Dataset rows for apps and sites:
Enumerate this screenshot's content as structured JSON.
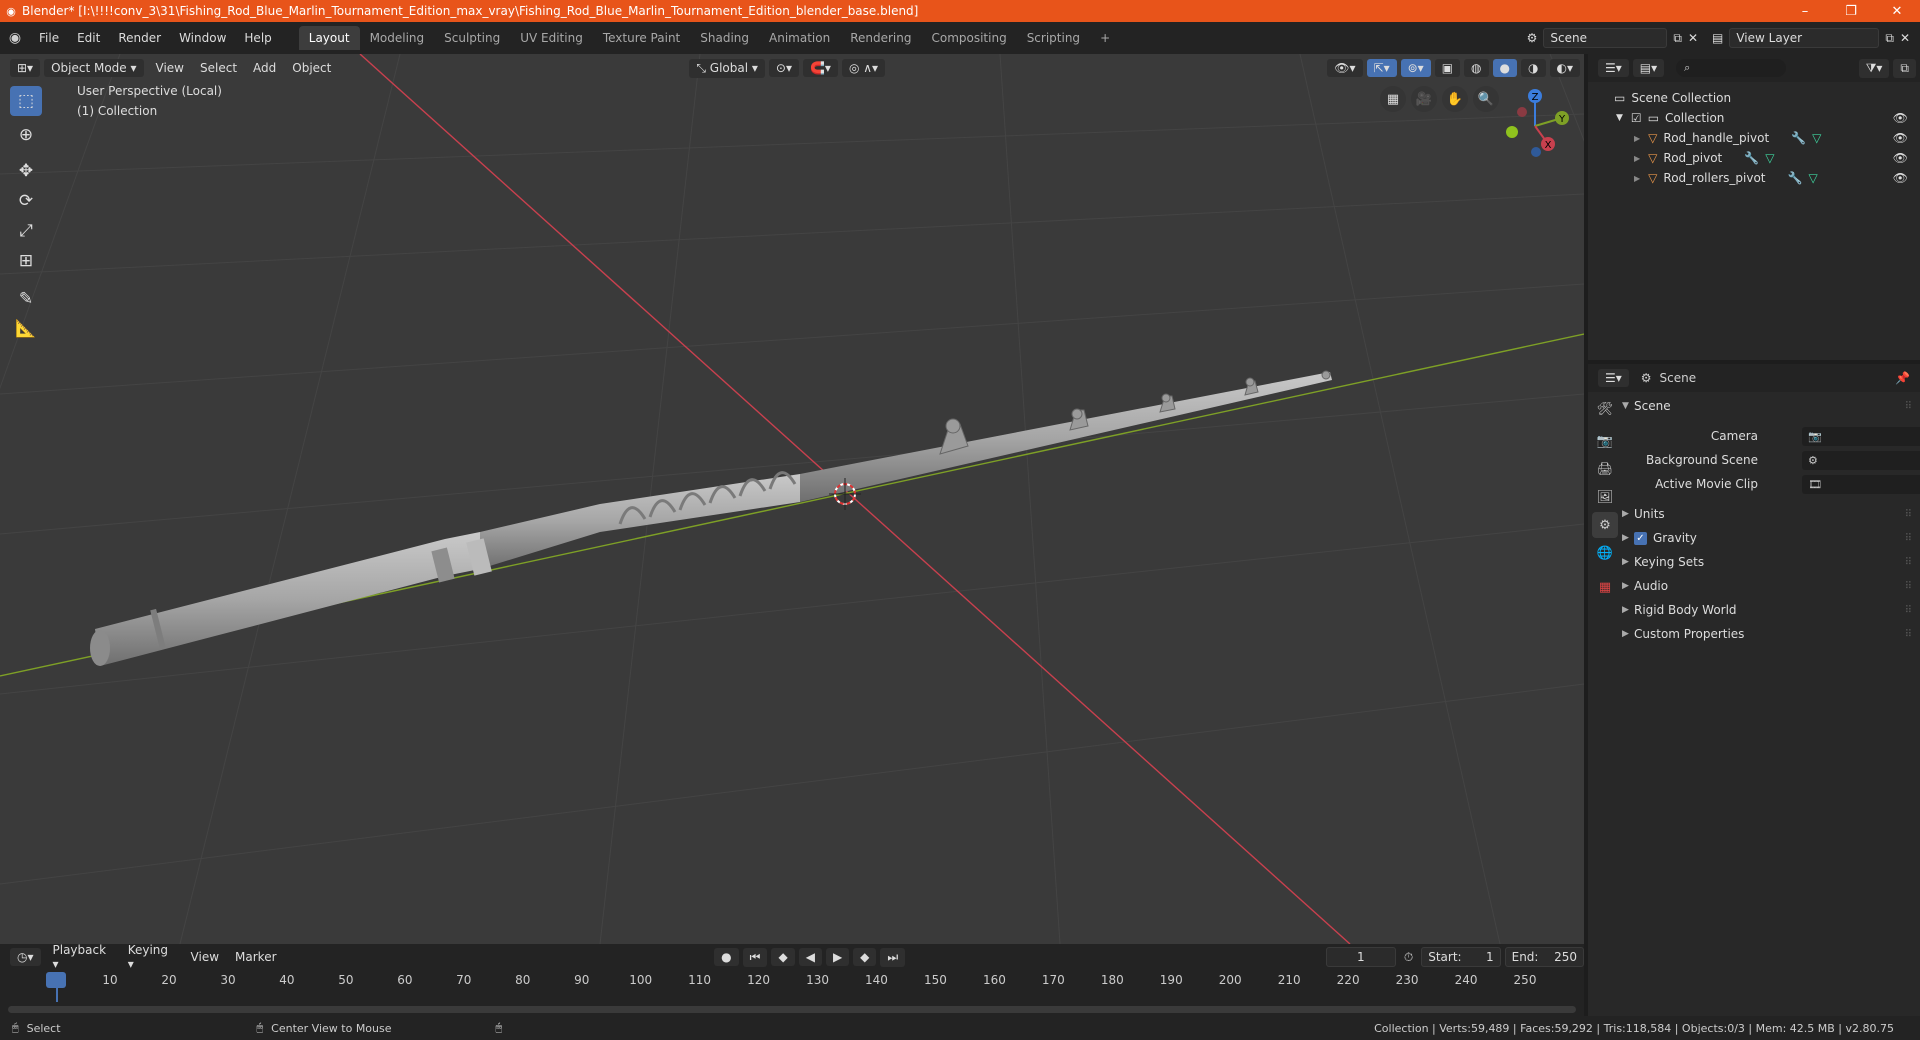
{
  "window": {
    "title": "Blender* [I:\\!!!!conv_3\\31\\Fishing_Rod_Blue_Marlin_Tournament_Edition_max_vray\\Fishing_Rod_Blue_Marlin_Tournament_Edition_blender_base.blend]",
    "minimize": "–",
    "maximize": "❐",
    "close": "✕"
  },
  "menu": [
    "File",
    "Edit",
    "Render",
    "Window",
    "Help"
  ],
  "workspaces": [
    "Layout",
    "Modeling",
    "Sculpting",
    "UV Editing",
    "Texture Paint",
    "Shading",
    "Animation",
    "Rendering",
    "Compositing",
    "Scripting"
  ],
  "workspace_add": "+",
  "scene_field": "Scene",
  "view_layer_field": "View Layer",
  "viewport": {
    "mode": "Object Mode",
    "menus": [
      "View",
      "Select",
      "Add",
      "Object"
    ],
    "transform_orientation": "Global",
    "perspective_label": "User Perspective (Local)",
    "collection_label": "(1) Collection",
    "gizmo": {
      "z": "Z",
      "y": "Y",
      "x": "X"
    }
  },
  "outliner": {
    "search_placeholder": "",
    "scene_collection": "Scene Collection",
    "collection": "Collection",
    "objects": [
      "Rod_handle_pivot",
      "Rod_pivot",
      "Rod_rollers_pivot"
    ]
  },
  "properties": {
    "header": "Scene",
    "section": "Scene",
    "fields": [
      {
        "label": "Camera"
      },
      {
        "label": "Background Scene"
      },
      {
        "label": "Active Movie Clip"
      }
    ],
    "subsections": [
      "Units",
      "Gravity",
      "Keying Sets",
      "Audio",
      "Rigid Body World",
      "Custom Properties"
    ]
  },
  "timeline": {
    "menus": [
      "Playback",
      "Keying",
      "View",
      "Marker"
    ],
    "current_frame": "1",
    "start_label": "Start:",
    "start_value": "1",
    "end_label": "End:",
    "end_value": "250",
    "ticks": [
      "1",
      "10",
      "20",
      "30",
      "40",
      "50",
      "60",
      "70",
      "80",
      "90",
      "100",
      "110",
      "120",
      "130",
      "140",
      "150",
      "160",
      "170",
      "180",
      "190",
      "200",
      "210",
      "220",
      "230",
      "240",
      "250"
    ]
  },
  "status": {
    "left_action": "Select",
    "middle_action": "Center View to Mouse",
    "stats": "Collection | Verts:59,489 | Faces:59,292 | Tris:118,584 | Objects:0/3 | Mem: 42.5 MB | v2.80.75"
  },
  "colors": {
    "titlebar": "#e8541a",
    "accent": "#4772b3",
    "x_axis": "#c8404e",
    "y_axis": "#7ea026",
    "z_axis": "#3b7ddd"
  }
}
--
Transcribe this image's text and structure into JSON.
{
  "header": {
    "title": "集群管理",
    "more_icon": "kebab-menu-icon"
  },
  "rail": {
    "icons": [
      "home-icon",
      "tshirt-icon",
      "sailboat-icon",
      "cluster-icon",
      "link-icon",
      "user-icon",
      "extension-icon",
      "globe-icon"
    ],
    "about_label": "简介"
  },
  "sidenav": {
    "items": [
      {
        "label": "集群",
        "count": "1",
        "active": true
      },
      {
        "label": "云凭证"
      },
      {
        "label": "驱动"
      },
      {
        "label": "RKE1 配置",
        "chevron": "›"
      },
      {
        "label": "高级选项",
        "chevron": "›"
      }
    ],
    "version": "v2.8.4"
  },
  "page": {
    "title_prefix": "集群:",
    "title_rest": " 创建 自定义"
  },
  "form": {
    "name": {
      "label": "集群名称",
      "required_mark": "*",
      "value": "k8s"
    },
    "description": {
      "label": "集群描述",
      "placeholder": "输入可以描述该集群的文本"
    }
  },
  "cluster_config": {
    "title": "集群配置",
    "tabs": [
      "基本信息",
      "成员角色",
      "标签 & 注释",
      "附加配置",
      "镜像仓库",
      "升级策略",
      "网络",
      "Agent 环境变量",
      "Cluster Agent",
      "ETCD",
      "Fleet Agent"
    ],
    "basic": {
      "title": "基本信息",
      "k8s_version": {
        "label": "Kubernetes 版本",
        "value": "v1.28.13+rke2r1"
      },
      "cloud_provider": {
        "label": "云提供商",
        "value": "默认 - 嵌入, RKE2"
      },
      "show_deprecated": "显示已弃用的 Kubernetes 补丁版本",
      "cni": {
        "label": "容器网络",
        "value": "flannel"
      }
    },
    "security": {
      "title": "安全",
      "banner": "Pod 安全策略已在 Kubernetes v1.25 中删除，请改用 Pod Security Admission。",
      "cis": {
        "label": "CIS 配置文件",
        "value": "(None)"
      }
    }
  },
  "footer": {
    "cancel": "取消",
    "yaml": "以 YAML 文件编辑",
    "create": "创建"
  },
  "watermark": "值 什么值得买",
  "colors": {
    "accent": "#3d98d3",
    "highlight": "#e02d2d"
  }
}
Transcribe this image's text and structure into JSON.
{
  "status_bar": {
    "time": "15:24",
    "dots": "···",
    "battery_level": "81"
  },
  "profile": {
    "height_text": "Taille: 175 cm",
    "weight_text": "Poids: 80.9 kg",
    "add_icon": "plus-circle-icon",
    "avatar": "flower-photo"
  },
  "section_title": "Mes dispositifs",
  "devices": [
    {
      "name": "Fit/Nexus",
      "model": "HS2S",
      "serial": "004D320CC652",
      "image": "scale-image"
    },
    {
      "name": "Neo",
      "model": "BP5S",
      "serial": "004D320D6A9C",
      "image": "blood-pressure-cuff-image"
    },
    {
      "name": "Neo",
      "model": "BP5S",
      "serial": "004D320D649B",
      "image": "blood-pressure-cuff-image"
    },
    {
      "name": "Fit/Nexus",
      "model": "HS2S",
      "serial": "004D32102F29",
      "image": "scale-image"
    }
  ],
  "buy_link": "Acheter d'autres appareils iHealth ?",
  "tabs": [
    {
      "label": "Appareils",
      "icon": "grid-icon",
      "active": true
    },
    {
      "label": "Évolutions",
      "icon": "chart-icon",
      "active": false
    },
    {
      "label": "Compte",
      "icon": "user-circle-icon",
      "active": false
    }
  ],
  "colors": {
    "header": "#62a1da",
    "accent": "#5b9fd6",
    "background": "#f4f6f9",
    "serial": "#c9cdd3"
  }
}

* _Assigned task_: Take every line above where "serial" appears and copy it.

* _Output of the exercise_:
      "serial": "004D320CC652",
      "serial": "004D320D6A9C",
      "serial": "004D320D649B",
      "serial": "004D32102F29",
    "serial": "#c9cdd3"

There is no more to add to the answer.